THE UK'S MOST FRAGILE LOCAL NEWSPAPERS SAVED FOR THE NATION
Over 1,600 of the UK's most fragile newspaper titles
will be saved for the nation by a grant of £5 million made
to the NEWSPLAN 2000 Project by the Heritage Lottery Fund. It is
the largest grant for preservation of part of the UK's historical
record ever made in the UK.
The NEWSPLAN 2000 Project is a unique partnership
between the Heritage Lottery Fund, the newspaper industry, and libraries
across all parts of the UK to save the text of the country's most
fragile and rare local newspapers.
The NEWSPLAN 2000 Project will preserve and improve
access to over 1,600 local newspaper titles in urgent peril from
deterioration in every part of the UK, from County Down to Cardiff,
from Glasgow to Cornwall, and from Cumbria to Kent, extending from
1780 to 1950. This massive task of preservation will involve the
microfilming of over 40,000 volumes of local newspapers preserving
21 million pages of text.
From the early 1830s onwards newspapers become fragile
because elements in the paper on which they are printed react with
the atmosphere causing acidification. This process is accelerated
when combined with heavy usage. Left in this condition, newspapers
will disintegrate and perish. To arrest this decline, the NEWSPLAN
2000 Project will preserve local newspapers on archival-quality
microfilm, the internationally-accepted preservation standard, which
has a life of at least 500 years.
The NEWSPLAN 2000 Project will also improve access
for the public to local newspapers across the whole of the UK by
making the microfilmed text available in local libraries in the
areas served by each newspaper, and by supplying libraries with
microfilm readers and reader-printers to improve access both for
existing users and for new users.
Dr Ann Matheson, Chairman of The NEWSPLAN 2000 Project,
warmly welcomed the decision of the Heritage Lottery Fund: ' This
is a marvellous day for local newspapers. Now, with the assistance
of the Heritage Lottery Fund and the UK newspaper industry, and
the efforts of libraries across the UK, we can be confident that

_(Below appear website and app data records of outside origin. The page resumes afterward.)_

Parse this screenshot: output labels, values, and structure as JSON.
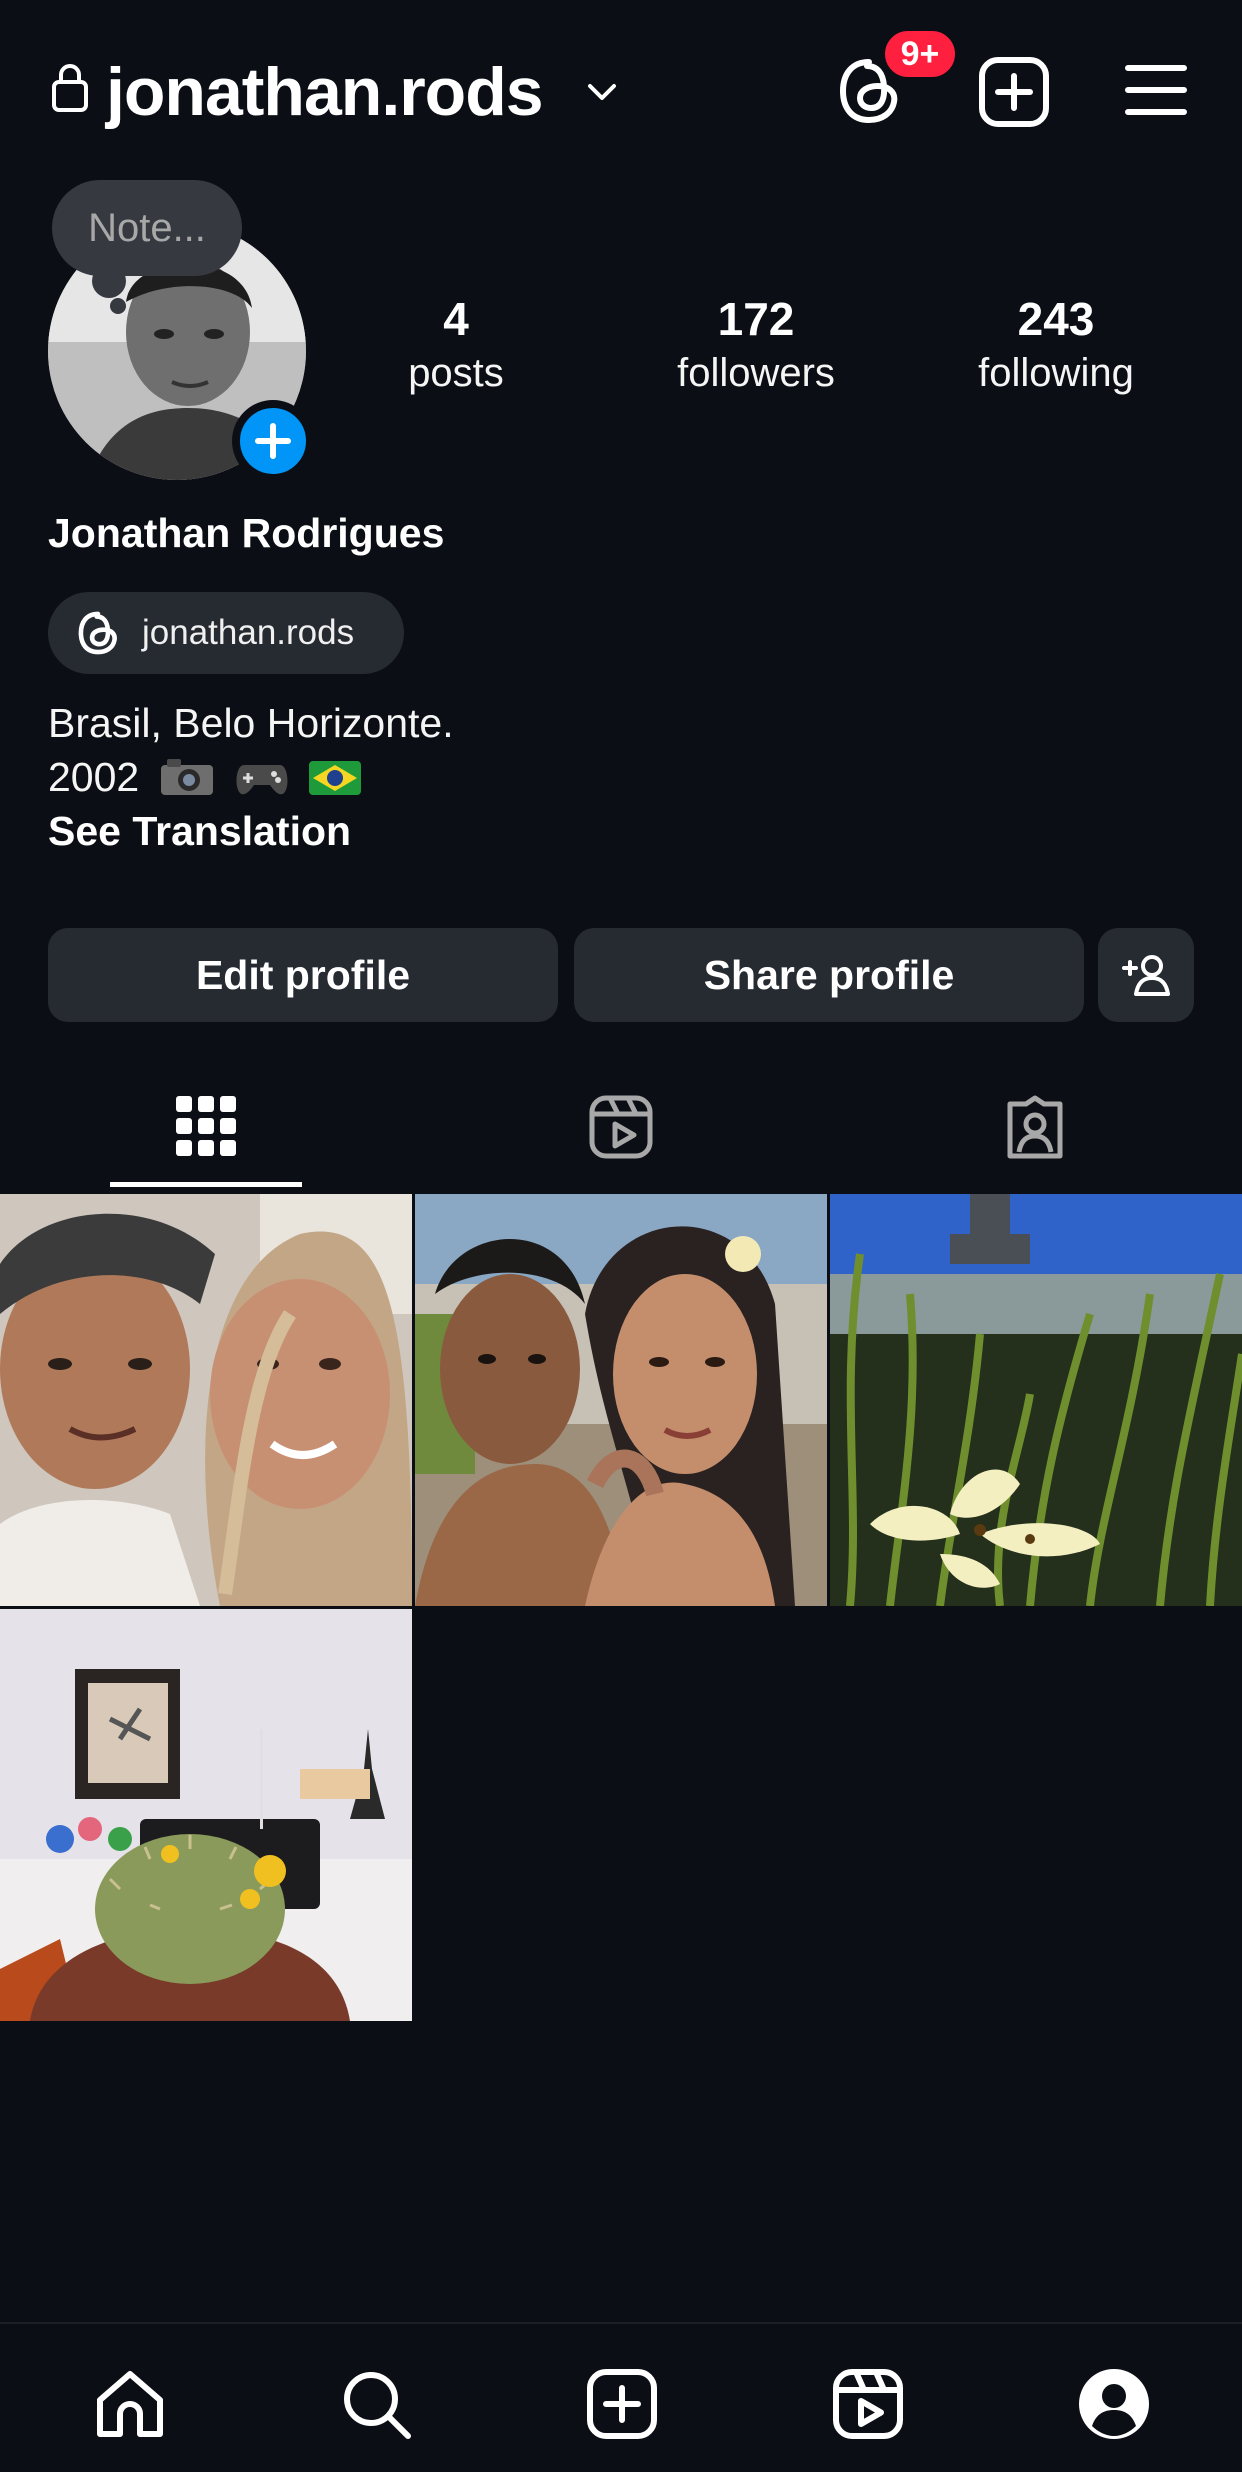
{
  "header": {
    "username": "jonathan.rods",
    "threads_badge": "9+"
  },
  "profile": {
    "note_placeholder": "Note...",
    "display_name": "Jonathan Rodrigues",
    "threads_handle": "jonathan.rods",
    "bio_line1": "Brasil, Belo Horizonte.",
    "bio_line2": "2002",
    "bio_emojis": [
      "camera-icon",
      "game-controller-icon",
      "brazil-flag-icon"
    ],
    "see_translation": "See Translation",
    "stats": [
      {
        "count": "4",
        "label": "posts"
      },
      {
        "count": "172",
        "label": "followers"
      },
      {
        "count": "243",
        "label": "following"
      }
    ]
  },
  "actions": {
    "edit_label": "Edit profile",
    "share_label": "Share profile"
  },
  "tabs": [
    {
      "name": "posts-grid",
      "icon": "grid-icon",
      "active": true
    },
    {
      "name": "reels",
      "icon": "reels-icon",
      "active": false
    },
    {
      "name": "tagged",
      "icon": "tagged-icon",
      "active": false
    }
  ],
  "posts": [
    {
      "icon": "selfie-photo"
    },
    {
      "icon": "couple-photo"
    },
    {
      "icon": "flower-photo"
    },
    {
      "icon": "cactus-desk-photo"
    }
  ],
  "bottom_nav": [
    "home-icon",
    "search-icon",
    "create-icon",
    "reels-icon",
    "profile-icon"
  ],
  "colors": {
    "background": "#0b0e14",
    "button": "#262a31",
    "accent_blue": "#0095f6",
    "badge_red": "#ff1f3e"
  }
}
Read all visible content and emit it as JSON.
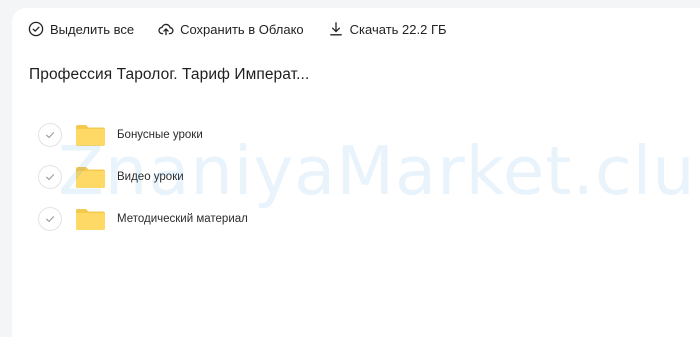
{
  "toolbar": {
    "select_all_label": "Выделить все",
    "save_cloud_label": "Сохранить в Облако",
    "download_label": "Скачать 22.2 ГБ"
  },
  "folder": {
    "title": "Профессия Таролог. Тариф Императ..."
  },
  "files": [
    {
      "name": "Бонусные уроки",
      "type": "folder",
      "icon": "folder-icon"
    },
    {
      "name": "Видео уроки",
      "type": "folder",
      "icon": "folder-icon"
    },
    {
      "name": "Методический материал",
      "type": "folder",
      "icon": "folder-icon"
    }
  ],
  "watermark": "ZnaniyaMarket.club",
  "colors": {
    "folder": "#ffd966",
    "folder_tab": "#f5c94c",
    "text": "#222222",
    "watermark": "#2f8fe8"
  }
}
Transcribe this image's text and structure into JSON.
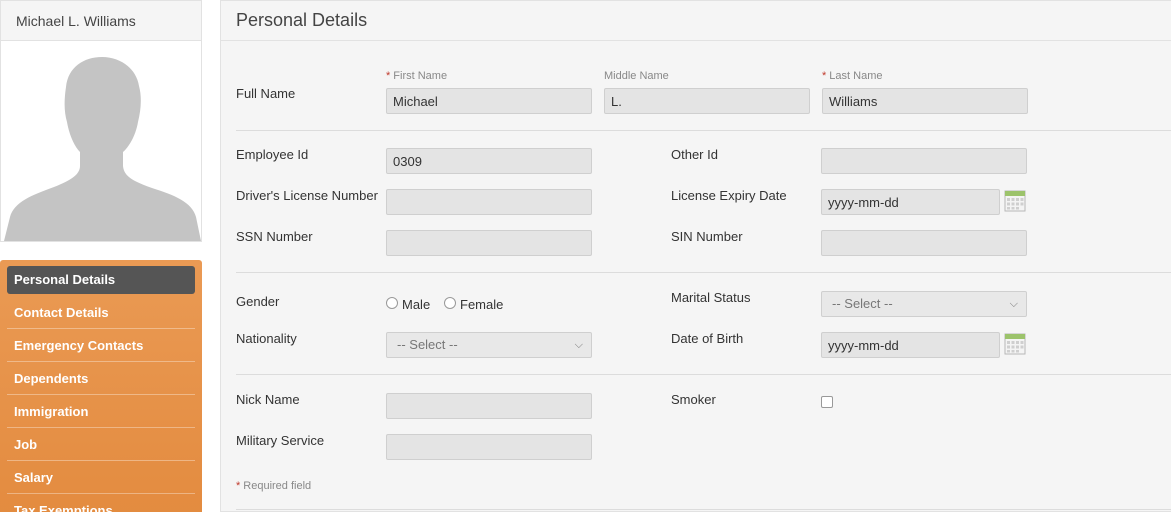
{
  "profile": {
    "name": "Michael L. Williams"
  },
  "sidebar": {
    "items": [
      {
        "label": "Personal Details",
        "active": true
      },
      {
        "label": "Contact Details"
      },
      {
        "label": "Emergency Contacts"
      },
      {
        "label": "Dependents"
      },
      {
        "label": "Immigration"
      },
      {
        "label": "Job"
      },
      {
        "label": "Salary"
      },
      {
        "label": "Tax Exemptions"
      }
    ]
  },
  "main": {
    "title": "Personal Details",
    "full_name": {
      "label": "Full Name",
      "first_label": "First Name",
      "first_value": "Michael",
      "middle_label": "Middle Name",
      "middle_value": "L.",
      "last_label": "Last Name",
      "last_value": "Williams"
    },
    "employee_id": {
      "label": "Employee Id",
      "value": "0309"
    },
    "other_id": {
      "label": "Other Id",
      "value": ""
    },
    "drivers_license": {
      "label": "Driver's License Number",
      "value": ""
    },
    "license_expiry": {
      "label": "License Expiry Date",
      "value": "yyyy-mm-dd"
    },
    "ssn": {
      "label": "SSN Number",
      "value": ""
    },
    "sin": {
      "label": "SIN Number",
      "value": ""
    },
    "gender": {
      "label": "Gender",
      "options": [
        "Male",
        "Female"
      ]
    },
    "marital_status": {
      "label": "Marital Status",
      "selected": "-- Select --"
    },
    "nationality": {
      "label": "Nationality",
      "selected": "-- Select --"
    },
    "dob": {
      "label": "Date of Birth",
      "value": "yyyy-mm-dd"
    },
    "nick_name": {
      "label": "Nick Name",
      "value": ""
    },
    "smoker": {
      "label": "Smoker",
      "checked": false
    },
    "military": {
      "label": "Military Service",
      "value": ""
    },
    "required_note": "Required field",
    "required_mark": "*"
  },
  "colors": {
    "accent": "#e8954a",
    "active_nav": "#555555",
    "required": "#c0392b"
  }
}
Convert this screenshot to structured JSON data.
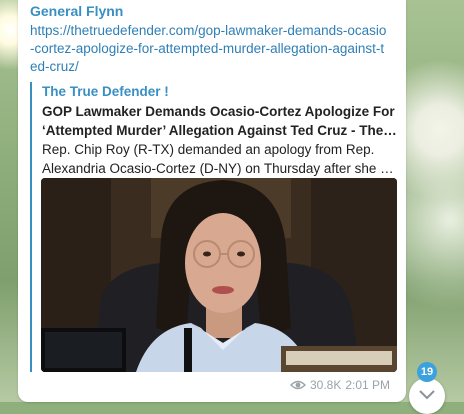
{
  "message": {
    "sender": "General Flynn",
    "link_text": "https://thetruedefender.com/gop-lawmaker-demands-ocasio-cortez-apologize-for-attempted-murder-allegation-against-ted-cruz/",
    "preview": {
      "site_name": "The True Defender !",
      "title_line1": "GOP Lawmaker Demands Ocasio-Cortez Apologize For",
      "title_line2": "‘Attempted Murder’ Allegation Against Ted Cruz - The Tr...",
      "desc_line1": "Rep. Chip Roy (R-TX) demanded an apology from Rep.",
      "desc_line2": "Alexandria Ocasio-Cortez (D-NY) on Thursday after she acc..."
    },
    "views": "30.8K",
    "time": "2:01 PM"
  },
  "unread_badge": "19",
  "icons": {
    "views": "eye-icon",
    "scroll": "chevron-down-icon"
  },
  "colors": {
    "accent": "#3a8fc2",
    "badge": "#3ca2dd",
    "meta": "#9aa3ab"
  }
}
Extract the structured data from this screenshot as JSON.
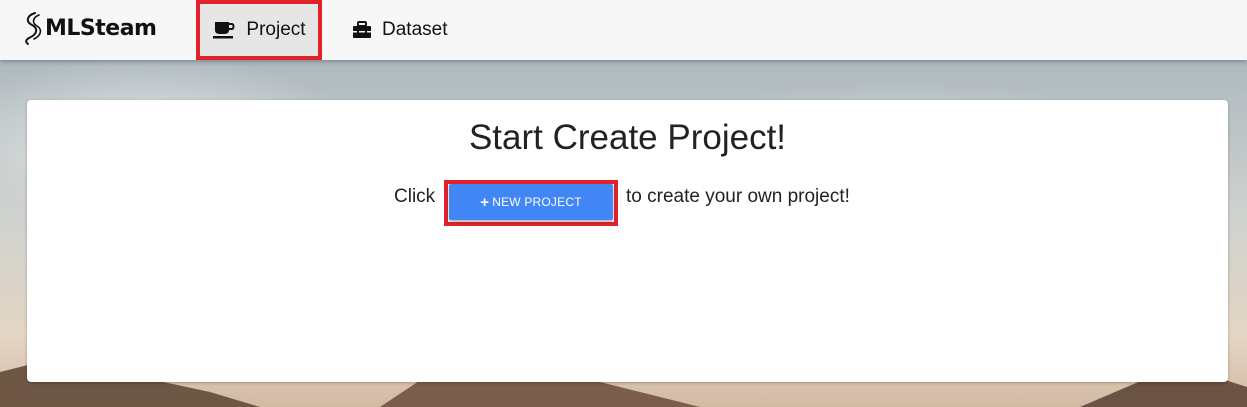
{
  "app": {
    "brand_name": "MLSteam",
    "brand_icon": "mlsteam-logo-icon"
  },
  "nav": {
    "items": [
      {
        "label": "Project",
        "icon": "coffee-cup-icon",
        "highlighted": true
      },
      {
        "label": "Dataset",
        "icon": "toolbox-icon",
        "highlighted": false
      }
    ]
  },
  "main": {
    "title": "Start Create Project!",
    "prompt_prefix": "Click",
    "new_project_button": {
      "icon": "plus-icon",
      "label": "NEW PROJECT"
    },
    "prompt_suffix": "to create your own project!"
  },
  "colors": {
    "navbar_bg": "#f7f7f7",
    "highlight_border": "#e0222b",
    "button_primary": "#4285f4",
    "card_bg": "#ffffff"
  }
}
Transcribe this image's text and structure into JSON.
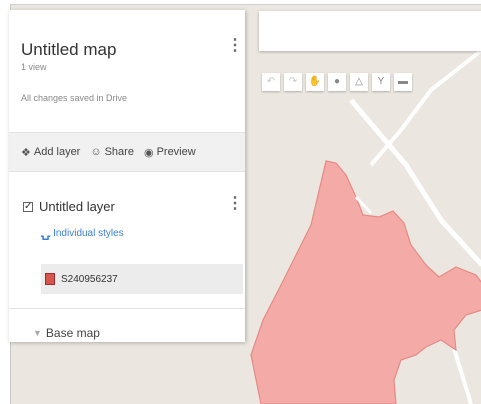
{
  "map": {
    "title": "Untitled map",
    "views": "1 view",
    "save_status": "All changes saved in Drive"
  },
  "actions": [
    {
      "icon": "add-layer-icon",
      "glyph": "❖",
      "label": "Add layer"
    },
    {
      "icon": "share-icon",
      "glyph": "☺",
      "label": "Share"
    },
    {
      "icon": "preview-icon",
      "glyph": "◉",
      "label": "Preview"
    }
  ],
  "layer": {
    "title": "Untitled layer",
    "checked": true,
    "style_label": "Individual styles",
    "feature_label": "S240956237"
  },
  "base_map": {
    "label": "Base map"
  },
  "toolbar": {
    "tools": [
      "undo-icon",
      "redo-icon",
      "hand-icon",
      "marker-icon",
      "draw-line-icon",
      "route-icon",
      "ruler-icon"
    ]
  },
  "colors": {
    "polygon_fill": "#f4aaa6",
    "polygon_stroke": "#e58a85",
    "road": "#ffffff",
    "map_background": "#ebe7e0",
    "link_blue": "#3d7fce"
  }
}
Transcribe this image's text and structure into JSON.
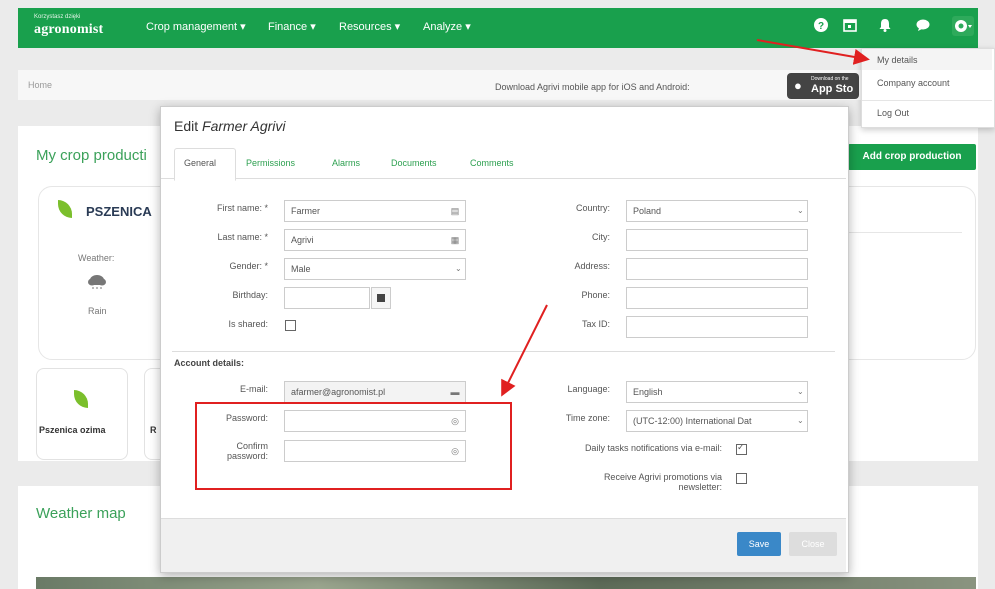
{
  "navbar": {
    "logo_small": "Korzystasz dzięki",
    "logo": "agronomist",
    "items": [
      {
        "label": "Crop management ▾"
      },
      {
        "label": "Finance ▾"
      },
      {
        "label": "Resources ▾"
      },
      {
        "label": "Analyze ▾"
      }
    ],
    "icons": [
      "help-icon",
      "calendar-icon",
      "bell-icon",
      "chat-icon",
      "gear-icon"
    ]
  },
  "user_menu": {
    "items": [
      "My details",
      "Company account",
      "Log Out"
    ]
  },
  "breadcrumb": {
    "home": "Home"
  },
  "download_bar": {
    "text": "Download Agrivi mobile app for iOS and Android:",
    "appstore_small": "Download on the",
    "appstore_label": "App Sto"
  },
  "crops_panel": {
    "title": "My crop producti",
    "add_button": "Add crop production",
    "crop_name": "PSZENICA",
    "weather_label": "Weather:",
    "weather_value": "Rain",
    "tiles": [
      "Pszenica ozima",
      "R"
    ]
  },
  "weather_panel": {
    "title": "Weather map"
  },
  "modal": {
    "title_prefix": "Edit",
    "title_name": "Farmer Agrivi",
    "tabs": [
      "General",
      "Permissions",
      "Alarms",
      "Documents",
      "Comments"
    ],
    "fields": {
      "first_name": {
        "label": "First name: *",
        "value": "Farmer"
      },
      "last_name": {
        "label": "Last name: *",
        "value": "Agrivi"
      },
      "gender": {
        "label": "Gender: *",
        "value": "Male"
      },
      "birthday": {
        "label": "Birthday:",
        "value": ""
      },
      "is_shared": {
        "label": "Is shared:"
      },
      "country": {
        "label": "Country:",
        "value": "Poland"
      },
      "city": {
        "label": "City:",
        "value": ""
      },
      "address": {
        "label": "Address:",
        "value": ""
      },
      "phone": {
        "label": "Phone:",
        "value": ""
      },
      "tax_id": {
        "label": "Tax ID:",
        "value": ""
      }
    },
    "account_title": "Account details:",
    "account": {
      "email": {
        "label": "E-mail:",
        "value": "afarmer@agronomist.pl"
      },
      "password": {
        "label": "Password:",
        "value": ""
      },
      "confirm_label_1": "Confirm",
      "confirm_label_2": "password:",
      "language": {
        "label": "Language:",
        "value": "English"
      },
      "timezone": {
        "label": "Time zone:",
        "value": "(UTC-12:00) International Dat"
      },
      "daily_tasks": {
        "label": "Daily tasks notifications via e-mail:",
        "checked": true
      },
      "promo_1": "Receive Agrivi promotions via",
      "promo_2": "newsletter:"
    },
    "save": "Save",
    "close": "Close"
  },
  "colors": {
    "brand_green": "#19a04d",
    "link_green": "#2da050",
    "save_blue": "#3a88c8",
    "annotation_red": "#e02020"
  }
}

a priceless part of our history will be saved and will survive for
the use and enjoyment of all our citizens'.
The aims of this major endeavour have been supported
by the UK newspaper industry from the start. The President of the
Newspaper Society, Mr Edwin Boorman, said: 'We welcome the news
of this grant from the Heritage Lottery Fund, which will help to
safeguard this country's most fragile newspapers, many of which
are no longer published. They form a unique part of the nation's
heritage, which will now be protected for future generations'.
The Rt Hon. Baroness Blackstone, Minister of State for the Arts,
Department of Culture, Media and Sport (DCMS), said: 'Local newspapers
are an integral part of local history and culture, providing an
incomparable barometer of local opinion over past centuries. Often
they represent the first-person witnesses to important events. I
congratulate the Heritage Lottery Fund on making this grant to the
NEWSPLAN 2000 Project. The grant will save a vital part of our nation's
archives allowing historians, students and others access to these
documents while preserving them from further deterioration. This
Project will be an enormous undertaking but I am sure future generations
will benefit from being given the opportunity to study and enjoy
this invaluable resource'.
Ms Anthea Case, Director of the Heritage Lottery Fund,
said: 'The Heritage Lottery Fund is very excited about supporting
this flagship project to save a unique archive of national importance
for future generations. It will allow many more people to have access
to resources for learning about the history of their community.
By preserving local newspapers across the UK, this grant award helps
to fulfil the Heritage Lottery Fund's objective that every community
across the UK should benefit from its support'.